To the extent that your assumed WWHTBT isn’t true anymore, or potentially ever was, it is time to revisit your strategy. In my experience, often only a tweak is required — e.g., we had customer value nearly correct, but our offer needs to be tweaked within the construct of the current strategy. Or a new competitor that was not anticipated has entered and we need to improve our capabilities to achieve the competitive position that we sought.
However, sometimes the competitive environment has evolved to such an extent that the WWHTBT just isn’t collectively close enough to being true for the strategy to have a chance of working. Then the only choice is to take a fundamentally fresh look at a new set of strategy possibilities to come up with a new WWHTBT that you feel confident that you can make true.
You have been trained for your entire formal education and most of the other parts of your life to focus on the question: ‘what is true?’ Try instead to force yourself first to ask: WWHTBT? ‘What is true’ should come later.

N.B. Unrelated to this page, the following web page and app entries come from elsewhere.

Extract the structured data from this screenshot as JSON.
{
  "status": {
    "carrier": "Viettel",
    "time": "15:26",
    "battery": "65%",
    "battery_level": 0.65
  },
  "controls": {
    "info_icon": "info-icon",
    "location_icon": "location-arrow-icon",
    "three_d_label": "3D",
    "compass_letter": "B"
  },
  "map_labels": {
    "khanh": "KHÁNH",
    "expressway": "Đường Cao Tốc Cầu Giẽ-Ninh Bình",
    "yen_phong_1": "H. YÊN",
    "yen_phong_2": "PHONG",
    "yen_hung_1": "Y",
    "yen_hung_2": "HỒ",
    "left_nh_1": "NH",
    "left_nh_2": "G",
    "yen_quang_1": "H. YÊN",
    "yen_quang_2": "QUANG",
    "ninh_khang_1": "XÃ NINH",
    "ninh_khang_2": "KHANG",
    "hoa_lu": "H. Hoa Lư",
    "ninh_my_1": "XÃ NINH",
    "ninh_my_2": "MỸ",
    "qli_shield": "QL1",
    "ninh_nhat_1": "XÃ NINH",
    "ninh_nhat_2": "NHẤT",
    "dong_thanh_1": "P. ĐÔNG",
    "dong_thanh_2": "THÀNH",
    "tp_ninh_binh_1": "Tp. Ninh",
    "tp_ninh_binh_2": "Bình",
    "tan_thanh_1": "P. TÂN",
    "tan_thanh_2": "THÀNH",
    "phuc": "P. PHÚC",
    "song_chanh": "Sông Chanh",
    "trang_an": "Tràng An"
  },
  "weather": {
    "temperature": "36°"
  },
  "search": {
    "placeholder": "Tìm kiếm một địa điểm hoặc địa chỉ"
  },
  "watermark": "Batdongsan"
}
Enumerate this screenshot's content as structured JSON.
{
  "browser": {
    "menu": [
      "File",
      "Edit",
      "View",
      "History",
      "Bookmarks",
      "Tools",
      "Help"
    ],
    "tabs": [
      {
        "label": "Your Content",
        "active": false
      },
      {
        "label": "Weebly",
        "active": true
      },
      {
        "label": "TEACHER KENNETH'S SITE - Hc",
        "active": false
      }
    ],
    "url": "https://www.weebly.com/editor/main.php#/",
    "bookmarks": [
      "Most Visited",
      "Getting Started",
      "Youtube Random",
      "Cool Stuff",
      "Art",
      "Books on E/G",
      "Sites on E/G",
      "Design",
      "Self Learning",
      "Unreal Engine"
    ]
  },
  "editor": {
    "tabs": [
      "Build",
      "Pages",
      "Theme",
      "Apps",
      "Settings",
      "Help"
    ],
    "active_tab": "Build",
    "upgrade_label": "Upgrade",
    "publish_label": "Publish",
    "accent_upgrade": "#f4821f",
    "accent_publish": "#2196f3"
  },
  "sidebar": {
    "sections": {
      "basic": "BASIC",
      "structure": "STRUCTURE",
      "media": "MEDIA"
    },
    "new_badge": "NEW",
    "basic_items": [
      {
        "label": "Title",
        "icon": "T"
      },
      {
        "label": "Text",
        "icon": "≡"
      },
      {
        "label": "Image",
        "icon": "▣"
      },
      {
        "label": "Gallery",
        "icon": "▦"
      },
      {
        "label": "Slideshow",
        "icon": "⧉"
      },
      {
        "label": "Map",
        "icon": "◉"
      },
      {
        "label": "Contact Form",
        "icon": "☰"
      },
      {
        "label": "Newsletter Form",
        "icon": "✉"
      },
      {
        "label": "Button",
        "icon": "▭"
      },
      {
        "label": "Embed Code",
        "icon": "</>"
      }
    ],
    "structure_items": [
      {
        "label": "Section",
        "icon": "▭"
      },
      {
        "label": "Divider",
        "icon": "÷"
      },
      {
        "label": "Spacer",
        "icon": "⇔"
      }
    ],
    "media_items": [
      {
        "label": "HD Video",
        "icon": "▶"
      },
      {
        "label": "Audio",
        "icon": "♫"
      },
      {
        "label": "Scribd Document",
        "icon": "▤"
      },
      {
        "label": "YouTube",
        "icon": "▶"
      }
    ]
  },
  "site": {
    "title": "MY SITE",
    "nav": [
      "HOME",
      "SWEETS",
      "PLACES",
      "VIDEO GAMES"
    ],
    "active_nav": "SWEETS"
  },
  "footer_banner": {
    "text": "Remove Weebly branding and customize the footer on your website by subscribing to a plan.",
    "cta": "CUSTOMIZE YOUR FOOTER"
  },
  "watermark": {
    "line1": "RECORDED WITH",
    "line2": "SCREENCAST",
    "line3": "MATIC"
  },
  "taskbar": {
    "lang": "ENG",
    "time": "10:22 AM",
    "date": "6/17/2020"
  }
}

WWHTBT will help you decompose whatever question you are facing into its logic and the data that might be helpful in evaluating that logic. It will also be helpful to you in focusing you on future possibilities, not just current conditions.
If you are seeking to achieve agreement with anybody else, don’t on your own select the data that you think you should use to test the WWHTBT logic. Seek agreement on the WWHTBT logic and then develop the process for testing it together. That will produce agreement not discord.
And think of your WWHTBT as your canary in the coal mine. Use it to test whether your work combined with the evolution of the world is producing outcomes that are consistent with your WWHTBT. If they are: power forward. If they aren’t, start reviewing and revising your strategy immediately to give yourself the best chance of rejuvenating your strategy before its fatal flaws become evident.
BTW, we are gearing up for the second running of Creating Your Winning Strategy, a live online course that I will be teaching for a second time. The first, in February 2022, was a smash hit. The second will be in October 2022. If you enjoy the Playing to Win/Practitioner Insights series, you will love Creating Your Winning Strategy. You can sign up for it here.